We would like to thank the following companies for supplying and supporting us with our test system hardware and equipment: Intel, ASUS, MSI, Western Digital, MemoRight and Corsair.
We've got a bunch of Z87 boards in our graphs today. One of the main things we want to know is how the H87 performs against the Z87 chipset from an out of the box performance perspective. Saying that we've got the recently looked at Super Micro C7Z87-OCE, alongside the ASRock Z87 OC Formula and GIGABTYE Z87X-OC.
Along with these boards we've also got the MSI Z77A-GD65 Gaming and GIGABYTE X79S-UP5-WIFI for comparison.
One of the biggest differences between the H87 and Z87 chipset is that officially the H87 doesn't really offer anything in terms of overclocking abilities. Generally speaking, you should only be able to adjust the BCLK of the CPU. Since the introduction of the chipset, though, we have seen companies figure out a way to bring multiplier overclocking to the table.
We adjusted the voltage and then proceeded to adjust the multiplier to 49x, which tends to be the limit of this CPU. We got into Windows with no problem and then proceeded to do a MediaEspresso encode.
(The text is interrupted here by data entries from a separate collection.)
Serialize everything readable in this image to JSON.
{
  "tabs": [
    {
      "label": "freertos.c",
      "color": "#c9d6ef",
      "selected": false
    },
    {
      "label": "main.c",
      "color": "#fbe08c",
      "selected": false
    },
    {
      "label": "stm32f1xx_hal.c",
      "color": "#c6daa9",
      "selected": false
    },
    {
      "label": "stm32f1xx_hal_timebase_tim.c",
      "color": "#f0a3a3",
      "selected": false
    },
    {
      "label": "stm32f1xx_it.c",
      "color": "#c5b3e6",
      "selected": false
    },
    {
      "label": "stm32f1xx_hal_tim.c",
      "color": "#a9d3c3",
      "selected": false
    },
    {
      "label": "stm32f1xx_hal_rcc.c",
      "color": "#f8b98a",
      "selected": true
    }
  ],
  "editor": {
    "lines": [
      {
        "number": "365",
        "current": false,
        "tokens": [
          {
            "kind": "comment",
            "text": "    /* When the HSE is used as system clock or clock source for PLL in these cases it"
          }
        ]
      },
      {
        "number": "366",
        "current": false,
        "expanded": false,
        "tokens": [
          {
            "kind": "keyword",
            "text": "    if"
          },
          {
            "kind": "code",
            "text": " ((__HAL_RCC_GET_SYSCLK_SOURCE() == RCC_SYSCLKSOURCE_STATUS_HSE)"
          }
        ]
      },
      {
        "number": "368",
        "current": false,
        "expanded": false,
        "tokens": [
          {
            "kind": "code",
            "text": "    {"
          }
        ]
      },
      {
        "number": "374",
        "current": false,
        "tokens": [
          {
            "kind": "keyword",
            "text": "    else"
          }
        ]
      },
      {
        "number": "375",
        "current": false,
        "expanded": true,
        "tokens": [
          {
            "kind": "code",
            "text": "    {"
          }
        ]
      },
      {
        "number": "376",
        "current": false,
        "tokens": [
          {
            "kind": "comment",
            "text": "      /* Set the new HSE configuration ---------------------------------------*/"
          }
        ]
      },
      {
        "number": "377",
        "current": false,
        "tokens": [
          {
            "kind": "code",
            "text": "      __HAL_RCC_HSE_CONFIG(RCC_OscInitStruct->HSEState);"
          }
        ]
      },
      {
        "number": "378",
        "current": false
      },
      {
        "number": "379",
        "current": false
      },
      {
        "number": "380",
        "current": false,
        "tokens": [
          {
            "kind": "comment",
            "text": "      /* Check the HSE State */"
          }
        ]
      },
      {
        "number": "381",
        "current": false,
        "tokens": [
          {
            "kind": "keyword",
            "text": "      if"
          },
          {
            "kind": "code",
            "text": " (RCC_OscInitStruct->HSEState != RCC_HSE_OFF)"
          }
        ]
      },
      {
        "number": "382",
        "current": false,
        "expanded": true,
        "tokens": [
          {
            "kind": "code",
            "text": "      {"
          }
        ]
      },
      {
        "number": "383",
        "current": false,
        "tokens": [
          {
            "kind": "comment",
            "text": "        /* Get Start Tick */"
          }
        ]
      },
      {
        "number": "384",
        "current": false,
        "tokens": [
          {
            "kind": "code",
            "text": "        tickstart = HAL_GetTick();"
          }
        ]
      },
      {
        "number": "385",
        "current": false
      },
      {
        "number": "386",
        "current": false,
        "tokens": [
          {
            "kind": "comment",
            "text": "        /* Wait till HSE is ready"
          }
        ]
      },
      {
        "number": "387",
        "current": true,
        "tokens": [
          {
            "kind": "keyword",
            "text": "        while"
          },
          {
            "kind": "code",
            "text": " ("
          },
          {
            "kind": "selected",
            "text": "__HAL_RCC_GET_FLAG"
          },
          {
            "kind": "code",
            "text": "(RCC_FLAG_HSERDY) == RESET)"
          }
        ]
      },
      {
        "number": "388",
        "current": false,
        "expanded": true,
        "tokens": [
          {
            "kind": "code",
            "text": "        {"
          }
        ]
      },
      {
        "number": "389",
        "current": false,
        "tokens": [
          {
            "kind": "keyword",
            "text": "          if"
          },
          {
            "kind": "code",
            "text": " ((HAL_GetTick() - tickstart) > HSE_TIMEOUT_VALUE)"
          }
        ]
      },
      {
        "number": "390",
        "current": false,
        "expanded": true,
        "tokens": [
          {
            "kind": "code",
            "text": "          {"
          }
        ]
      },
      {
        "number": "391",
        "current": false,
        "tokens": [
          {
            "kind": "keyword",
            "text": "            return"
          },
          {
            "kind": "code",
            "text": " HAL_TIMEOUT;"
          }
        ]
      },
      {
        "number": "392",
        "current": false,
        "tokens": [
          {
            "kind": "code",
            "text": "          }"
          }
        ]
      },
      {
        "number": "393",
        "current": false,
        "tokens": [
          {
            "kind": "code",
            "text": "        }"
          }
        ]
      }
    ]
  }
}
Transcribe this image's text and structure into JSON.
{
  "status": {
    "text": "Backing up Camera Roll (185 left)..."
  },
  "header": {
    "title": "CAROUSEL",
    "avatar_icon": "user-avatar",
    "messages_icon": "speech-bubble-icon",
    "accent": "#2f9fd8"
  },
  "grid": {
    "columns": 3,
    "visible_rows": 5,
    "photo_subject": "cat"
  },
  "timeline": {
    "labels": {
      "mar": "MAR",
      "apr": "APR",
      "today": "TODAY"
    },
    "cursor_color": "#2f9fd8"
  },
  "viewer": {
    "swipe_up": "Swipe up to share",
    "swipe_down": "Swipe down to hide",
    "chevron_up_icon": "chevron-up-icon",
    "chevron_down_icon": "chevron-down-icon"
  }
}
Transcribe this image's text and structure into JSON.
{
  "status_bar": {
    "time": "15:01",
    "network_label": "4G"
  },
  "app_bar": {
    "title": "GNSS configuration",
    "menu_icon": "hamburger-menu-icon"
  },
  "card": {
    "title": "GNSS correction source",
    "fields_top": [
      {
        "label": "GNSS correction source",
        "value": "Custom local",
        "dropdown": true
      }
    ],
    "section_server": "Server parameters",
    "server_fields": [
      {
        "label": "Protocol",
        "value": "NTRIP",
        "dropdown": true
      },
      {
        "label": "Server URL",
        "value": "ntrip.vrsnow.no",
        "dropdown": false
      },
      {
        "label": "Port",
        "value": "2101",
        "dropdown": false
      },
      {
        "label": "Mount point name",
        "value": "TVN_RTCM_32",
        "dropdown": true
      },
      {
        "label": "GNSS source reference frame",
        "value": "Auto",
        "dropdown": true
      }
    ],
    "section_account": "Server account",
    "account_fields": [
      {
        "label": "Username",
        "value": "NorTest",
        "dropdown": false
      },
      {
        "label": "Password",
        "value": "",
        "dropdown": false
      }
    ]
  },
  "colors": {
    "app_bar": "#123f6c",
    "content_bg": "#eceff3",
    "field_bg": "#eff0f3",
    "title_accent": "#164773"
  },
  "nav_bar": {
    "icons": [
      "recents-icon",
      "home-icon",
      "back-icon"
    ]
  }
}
Completing with no issue, we knew that we had pretty much found the overclock we would achieve today.
Nonetheless, we did head back into the BIOS to see if we could get anything more out of the setup, but as we expected, we didn't have any luck. With everything up and running, we finally finished off with a 4898.51MHz overclock or 4.9GHz as illustrated in our graphs today.
Saying all this, though, it's important to remember that the multiplier overclocking ability is something that Intel are working on removing as it does hamper the reason to buy a Z series chipset a little, especially when using just one video card. Do keep in mind that these levels of overclockability may not always be attainable in the future.